[ Related Story: Turin Archdiocese to livestream display Shroud of Turin on Holy Saturday ]

We hope to be able to move our pilgrimages to 2022, and that will provide a special time to pray for those whose lives have been lost to COVID-19, as well as to thank God for those who were spared. We won’t know the details on that until we get word from the planners and our tour partners.

But in the meantime, along comes a new opportunity to experience the Passion of Christ this Holy Week and Easter.

The archbishop of Turin has announced a special online exposition of the Shroud to help people contemplate the mysteries of Easter and the Resurrection.

On Holy Saturday, April 11, as Christians contemplate Jesus lying in the tomb, Archbishop Cesare Nosiglia of Turin will lead a liturgy of prayer and contemplation before the shroud at 5 p.m. local time (11 a.m. EDT).

The prayer service will be livestreamed along with live images of the 14-foot-by-4-foot shroud, which has a full-length photo-negative image of a man, front and back, bearing signs of wounds that correspond to the Gospel accounts of the torture Jesus endured in his passion and death.

A sculpture depicts the man whose image is represented on the Shroud of Turin in a 2010 exhibit at the Cathedral of St. John in Turin, Italy. The Shroud will be featured in an online prayer service and exposition Holy Saturday, April 11. (Christopher Gunty / CR Staff)

In the 2010 visit to Turin, the Maryland group was able to visit the Cathedral of St. John in Turin that houses the holy relic and spend a few minutes in prayer in front of the cloth that many believe to be the burial cloth of Christ. It’s theorized that the negative image of a man crucified in accord with the Scripture accounts of Christ’s death was created as the burst of life returned to Jesus’ human body.

“The sense of awe and reverence was remarkable,” Archbishop O’Brien, now a cardinal, said at the time. “The closer the people got to the Shroud, you could feel it in the air. It will remain in our minds for years to come. It had to make a deep impression.”

After first seeing a video to help pilgrims decipher the markings on the Shroud, visitors were able to pass near the case that holds the relic to reflect and pray.

“When you see the bloodstains, the whiplash and the serene face of death, it certainly took a divine act to want to endure it for our sake and obedience to his Father,” Archbishop O’Brien said in 2010. “The pain and the suffering had to be immense, especially for one who is perfect.

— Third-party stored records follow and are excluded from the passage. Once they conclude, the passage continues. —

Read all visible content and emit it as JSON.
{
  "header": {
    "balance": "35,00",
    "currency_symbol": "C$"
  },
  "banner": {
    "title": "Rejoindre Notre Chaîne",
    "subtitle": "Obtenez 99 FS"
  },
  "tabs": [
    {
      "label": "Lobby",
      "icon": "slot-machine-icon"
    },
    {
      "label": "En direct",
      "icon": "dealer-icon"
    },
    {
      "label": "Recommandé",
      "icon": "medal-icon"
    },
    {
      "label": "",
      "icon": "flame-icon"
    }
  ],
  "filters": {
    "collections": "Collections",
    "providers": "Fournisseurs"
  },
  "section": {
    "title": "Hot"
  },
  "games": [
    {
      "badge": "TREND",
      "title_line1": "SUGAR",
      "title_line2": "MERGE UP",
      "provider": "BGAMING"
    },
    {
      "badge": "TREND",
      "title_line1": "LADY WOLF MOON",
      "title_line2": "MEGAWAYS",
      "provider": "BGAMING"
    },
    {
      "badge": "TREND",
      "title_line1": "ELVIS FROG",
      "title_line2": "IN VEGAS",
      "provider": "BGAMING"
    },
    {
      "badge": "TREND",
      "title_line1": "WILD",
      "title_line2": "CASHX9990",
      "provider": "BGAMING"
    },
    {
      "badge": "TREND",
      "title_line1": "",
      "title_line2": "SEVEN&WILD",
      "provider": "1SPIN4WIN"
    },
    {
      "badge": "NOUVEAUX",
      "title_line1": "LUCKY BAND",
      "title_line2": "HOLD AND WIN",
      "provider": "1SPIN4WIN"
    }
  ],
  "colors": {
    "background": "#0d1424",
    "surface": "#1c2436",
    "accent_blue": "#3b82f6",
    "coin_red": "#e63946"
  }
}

To have wanted to want to do that for love of us – it’s one thing to read about it, it’s another thing to see it in the relics of the Shroud.”

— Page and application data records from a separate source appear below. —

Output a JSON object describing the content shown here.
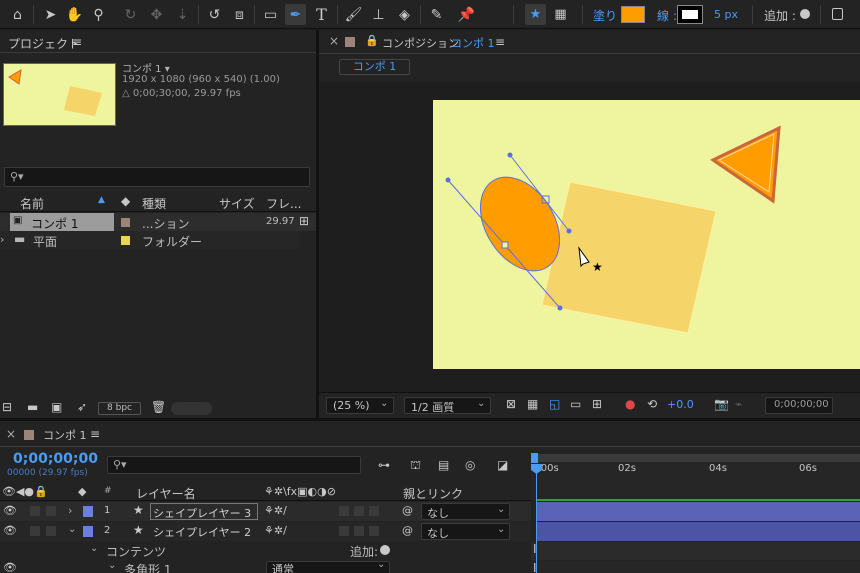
{
  "toolbar": {
    "tools": [
      "home-icon",
      "selection-icon",
      "hand-icon",
      "zoom-icon",
      "orbit-icon",
      "pan-icon",
      "dolly-icon",
      "rotate-icon",
      "camera-icon",
      "rectangle-icon",
      "pen-icon",
      "type-icon",
      "brush-icon",
      "clone-stamp-icon",
      "eraser-icon",
      "roto-brush-icon",
      "puppet-icon"
    ],
    "fill_label": "塗り :",
    "fill_color": "#ff9c00",
    "stroke_label": "線 :",
    "stroke_width": "5 px",
    "add_label": "追加 :"
  },
  "project": {
    "title": "プロジェクト",
    "menu": "≡",
    "comp_name": "コンポ 1 ▾",
    "comp_size": "1920 x 1080  (960 x 540) (1.00)",
    "comp_duration": "△ 0;00;30;00, 29.97 fps",
    "search_placeholder": "",
    "columns": [
      "名前",
      "種類",
      "サイズ",
      "フレ..."
    ],
    "items": [
      {
        "name": "コンポ 1",
        "type": "...ション",
        "size": "",
        "fps": "29.97",
        "color": "#9c8478"
      },
      {
        "name": "平面",
        "type": "フォルダー",
        "size": "",
        "fps": "",
        "color": "#e8d45a"
      }
    ],
    "bpc": "8 bpc"
  },
  "composition": {
    "tab_title": "コンポジション",
    "tab_comp": "コンポ 1",
    "menu": "≡",
    "subtab": "コンポ 1",
    "zoom": "(25 %)",
    "resolution": "1/2 画質",
    "exposure": "+0.0",
    "timecode": "0;00;00;00",
    "bg_color": "#eef59e"
  },
  "timeline": {
    "tab_title": "コンポ 1",
    "menu": "≡",
    "timecode": "0;00;00;00",
    "frame_info": "00000 (29.97 fps)",
    "search_placeholder": "",
    "ruler": [
      "0:00s",
      "02s",
      "04s",
      "06s"
    ],
    "col_num": "#",
    "col_layer": "レイヤー名",
    "col_parent": "親とリンク",
    "layers": [
      {
        "num": "1",
        "name": "シェイプレイヤー 3",
        "parent": "なし"
      },
      {
        "num": "2",
        "name": "シェイプレイヤー 2",
        "parent": "なし"
      }
    ],
    "contents_label": "コンテンツ",
    "add_label": "追加:",
    "polygon_label": "多角形 1",
    "blend_mode": "通常"
  }
}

[ Related Story: Shroud of Turin visit inspires archbishop, pilgrims ]

Announcing the special display, Archbishop Nosiglia said April 4 that he had received “thousands and thousands” of messages “asking me if, in this time of grave difficulty we are going through, it would be possible to pray this Holy Week before the shroud” and ask God for “the grace to defeat evil as he did, trusting in the goodness and mercy of God.”

He said that the online viewing might be better even than seeing the Shroud in person, because multiple camera angles will allow viewers to see it up close, and people can remain at length with the image. When the Shroud is publicly exposed as it was in 2010, so many people wish to see it that the line must keep moving, allowing only for a quick prayer and reflection.

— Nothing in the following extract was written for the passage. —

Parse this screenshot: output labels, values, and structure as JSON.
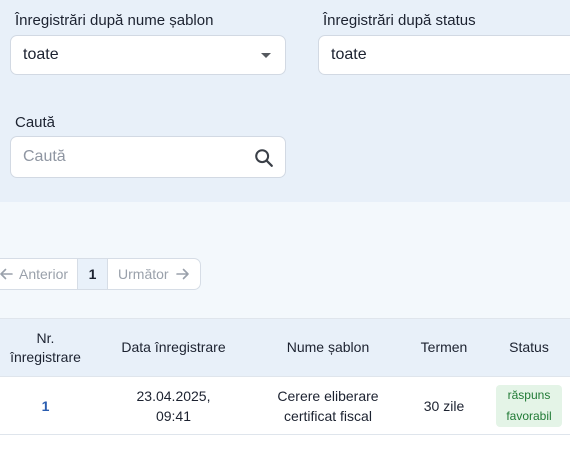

So, while the Passion Play in Oberammergau is postponed, there is still a chance to delve deeply into the salvific nature of the cross of Christ and his triumph over death, thanks to the online exposition of the Shroud of Turin.

During this difficult and painful time for our world, when we cannot attend services in our local churches, contemplating Christ’s Passion, death and Resurrection virtually may be just the spark of life we need.

The Archdiocese of Turin said April 9 the livestream could be viewed directly on the official website for the shroud — www.sindone.org — as well as on the official Facebook page of the archdiocese (@diocesitorino) and the Facebook page of its youth ministry office (@upgtorino) and the youth ministry office’s YouTube channel (https://www.youtube.com/user/upgtorino).

Email Christopher Gunty at cgunty@catholicreview.org


Catholic News Service contributed to this story.